Ready, set, retrofit
California is home to millions of homes and commercial buildings that are ripe for energy efficiency retrofits. But the key to tapping into all those potential megawatts of energy savings is figuring out how to get property owners to take the retrofit plunge.
That’s the aim of a soon-to-be-launched program called Energy Upgrade California. The $275 million project is a collaboration between state energy regulators, utilities, local governments and the private sector.
“The goal is to help residential and commercial building owners become knowledgeable about financing and rebates,” and to drive consumers and customers to a central resource, said Bob Aldrich, a spokesman for the California Energy Commission.
The program includes an online database, expected to be available in mid-January, that would consolidate information about government, utility and nonprofit residential retrofit programs. Information about commercial retrofits is expected to be added later in 2011. It would also allow homeowners to apply for rebates and financing through a single application, and include lists of contractors licensed to do retrofit work.
The program would address what Matt Golden, president of Recurve, a San Francisco home auditing and retrofitting startup, calls the “three pillars of efficiency:” Incentives, financing and performance standards. Recurve is participating in the pilot phase of Energy Upgrade California.
While the halting of Property Assessed Clean Energy financing programs have put a hitch in some state and local efforts to expand energy efficiency retrofits, the programs' demise needn’t slow down retrofits, Golden said.
“Financing is a key component, but it’s not the only component,” Golden said. “I believe rebates have a bigger impact than financing.”
While other states, including Oregon and Washington, are taking measures to increase energy efficiency retrofits, California's massive size offers offers an experiment in rolling out efficiency measures on a sweeping scale.

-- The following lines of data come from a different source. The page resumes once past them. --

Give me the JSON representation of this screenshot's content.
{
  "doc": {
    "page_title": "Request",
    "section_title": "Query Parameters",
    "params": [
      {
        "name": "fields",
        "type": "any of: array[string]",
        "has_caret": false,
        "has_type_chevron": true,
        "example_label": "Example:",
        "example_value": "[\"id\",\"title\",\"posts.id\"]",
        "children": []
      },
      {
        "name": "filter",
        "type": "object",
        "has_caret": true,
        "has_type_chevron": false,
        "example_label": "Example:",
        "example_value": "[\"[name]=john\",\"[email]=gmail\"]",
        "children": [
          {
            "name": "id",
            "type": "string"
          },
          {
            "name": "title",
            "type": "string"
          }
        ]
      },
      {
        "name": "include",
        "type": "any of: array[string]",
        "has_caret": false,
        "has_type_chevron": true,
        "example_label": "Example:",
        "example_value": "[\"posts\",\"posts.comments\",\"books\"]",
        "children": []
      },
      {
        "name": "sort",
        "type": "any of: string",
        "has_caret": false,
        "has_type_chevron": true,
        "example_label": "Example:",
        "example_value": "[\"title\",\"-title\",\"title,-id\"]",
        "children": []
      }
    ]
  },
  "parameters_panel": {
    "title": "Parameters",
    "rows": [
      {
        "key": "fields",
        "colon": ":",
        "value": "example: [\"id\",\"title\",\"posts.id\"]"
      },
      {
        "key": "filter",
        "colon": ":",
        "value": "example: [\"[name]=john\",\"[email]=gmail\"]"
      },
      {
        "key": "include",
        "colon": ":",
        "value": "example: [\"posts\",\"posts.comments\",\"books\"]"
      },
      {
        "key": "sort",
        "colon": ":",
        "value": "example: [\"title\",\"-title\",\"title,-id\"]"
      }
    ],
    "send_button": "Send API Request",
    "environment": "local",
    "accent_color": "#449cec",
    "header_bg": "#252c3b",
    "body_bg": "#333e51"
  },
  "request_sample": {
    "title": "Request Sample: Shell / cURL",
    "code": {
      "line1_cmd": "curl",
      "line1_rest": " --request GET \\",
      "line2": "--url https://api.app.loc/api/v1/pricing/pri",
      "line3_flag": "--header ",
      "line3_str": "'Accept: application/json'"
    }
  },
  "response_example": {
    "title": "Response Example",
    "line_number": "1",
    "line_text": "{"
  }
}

“California is a huge marketplace,” Aldrich said. “We’re almost like a country.”